The biopic genre has a proven track record when it comes to musicians, despite the fact that it’s probably more difficult to achieve compared to other biographical attempts. Each attempt is a bit of a Frankenstein tale. On the one hand you must re-create the image, the look, the style, the flair, the charisma of the musician. He or she must perfectly emulate the style of skill the musician was famous for. The filmmaker must also encounter the emotion the music itself brings forth through the actor and somehow, via filmmaking skill or instinct–or just plain magic–resurrect the performances, the good and the bad, to trick us all into thinking we’re watching the real thing. And yet filmmakers have succeeded over and over. After months of waiting we now have our first look at Mr. Robot’s Rami Malek as Queen frontman Freddie Mercury in the first trailer for Bohemian Rhapsody. Check it out below. It’s a great casting and a great trailer, and it may send chills down your spine.

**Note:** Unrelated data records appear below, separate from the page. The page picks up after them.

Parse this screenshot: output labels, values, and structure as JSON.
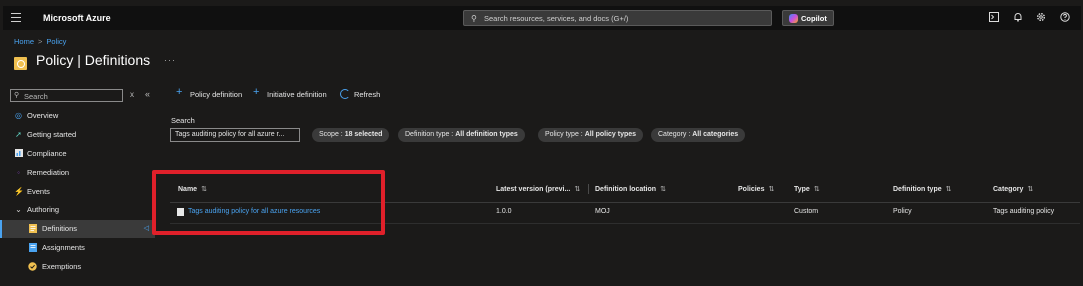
{
  "topbar": {
    "brand": "Microsoft Azure",
    "search_placeholder": "Search resources, services, and docs (G+/)",
    "copilot_label": "Copilot",
    "icons": [
      "terminal-icon",
      "bell-icon",
      "gear-icon",
      "help-icon"
    ]
  },
  "breadcrumb": {
    "home": "Home",
    "separator": ">",
    "current": "Policy"
  },
  "page": {
    "title": "Policy | Definitions",
    "more": "···"
  },
  "sidebar": {
    "search_placeholder": "Search",
    "clear": "x",
    "collapse": "«",
    "items": [
      {
        "label": "Overview",
        "icon": "overview-icon"
      },
      {
        "label": "Getting started",
        "icon": "rocket-icon"
      },
      {
        "label": "Compliance",
        "icon": "compliance-icon"
      },
      {
        "label": "Remediation",
        "icon": "remediation-icon"
      },
      {
        "label": "Events",
        "icon": "lightning-icon"
      },
      {
        "label": "Authoring",
        "icon": "chevron-down-icon"
      },
      {
        "label": "Definitions",
        "icon": "document-icon",
        "active": true
      },
      {
        "label": "Assignments",
        "icon": "assignment-icon"
      },
      {
        "label": "Exemptions",
        "icon": "exemption-icon"
      }
    ]
  },
  "toolbar": {
    "policy_definition": "Policy definition",
    "initiative_definition": "Initiative definition",
    "refresh": "Refresh"
  },
  "filters": {
    "search_label": "Search",
    "search_value": "Tags auditing policy for all azure r...",
    "scope_key": "Scope : ",
    "scope_val": "18 selected",
    "def_type_key": "Definition type : ",
    "def_type_val": "All definition types",
    "policy_type_key": "Policy type : ",
    "policy_type_val": "All policy types",
    "category_key": "Category : ",
    "category_val": "All categories"
  },
  "table": {
    "columns": [
      "Name",
      "Latest version (previ...",
      "Definition location",
      "Policies",
      "Type",
      "Definition type",
      "Category"
    ],
    "sort_glyph": "⇅",
    "rows": [
      {
        "name": "Tags auditing policy for all azure resources",
        "version": "1.0.0",
        "location": "MOJ",
        "policies": "",
        "type": "Custom",
        "definition_type": "Policy",
        "category": "Tags auditing policy"
      }
    ]
  },
  "colors": {
    "accent": "#4aa3f0",
    "highlight": "#e0202a",
    "background": "#1b1a19"
  }
}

Art is in the eye of the beholder, so you may not buy every instance where Hollywood has put music stars on the screen, but take a look at just a few attempts. They can be from any time period. Take Tom Hulce as Mozart in Amadeus. Was that an easier task since modern audiences didn’t have a pre-conceived notion of what to expect? Similarly, do we know whether Gary Oldman was successful as Beethoven in Immortal Beloved? Flash forward to the first part of the 20th century and more contemporary audiences knew Clifton Webb made a great John Philip Sousa in Stars and Stripes Forever, James Cagney knew every step of George M. Cohan in Yankee Doodle Dandy, and Jimmy Stewart had Glenn Miller’s mannerisms down in The Glenn Miller Story. Sometimes these life stories brought out the very best work of their actors, like Sissy Spacek in Coal Miner’s Daughter, Jessica Lange as Patsy Cline in Sweet Dreams, Lou Diamond Phillips as Ritchie Valens in La Bamba, Gary Busey as Buddy Holly in The Buddy Holly Story, and Jamie Foxx as Ray Charles in Ray. The best yet may very well be Val Kilmer as Jim Morrison in The Doors. Kilmer became Morrison for a legion of the band’s fans.
In the past three years social media has highlighted the aging of the rock ‘n’ roll generation, as the architects of the music begin to pass away at a quicker rate, not only the good–or great–who died young (like Billie Holiday, Nat King Cole, Jim Hendrix, Marvin Gaye, Otis Redding, and Janis Joplin), but the founders that lived long lives, like Chuck Berry, and some of the biggest names in all of modern pop music: Elvis Presley, John Lennon, Michael Jackson, Prince, David Bowie, and Tom Petty. So it would seem moviegoers should expect a flood of biopics of musicians in the coming years.
Freddie Mercury was one of a kind, any way you describe him. From a casting standpoint, he had a unique look that couldn’t have been easy to copy. It’s great that audiences have had the chance to see Rami Malek in a critically acclaimed major performance before he goes all-in with such a beloved personality. And it’s not only Malik. Ashes to Ashes and Midsomer Murder’s Gwilym Lee is a ringer for Brian May, too. Don’t take our word for it–here’s the amazingly cut trailer for Bohemian Rhapsody:
It’s easy to predict a Best Actor nod come Oscar season for Malek if this trailer reflects the entire film. Bryan Singer and Dexter Fletcher directed the film, which co-stars Mike Myers (Austin Powers, Shrek), Lucy Boynton (Murder on the Orient Express) as Mary Austin, Ben Hardy (X-Men: Apocalypse, Mary Shelley) as Roger Taylor, and Joseph Mazzello (Jurassic Park, G.I. Joe: Retaliation) as John Deacon.
Look for Bohemian Rhapsody in the UK on October 28, 2018, and in U.S. theaters November 2, 2018.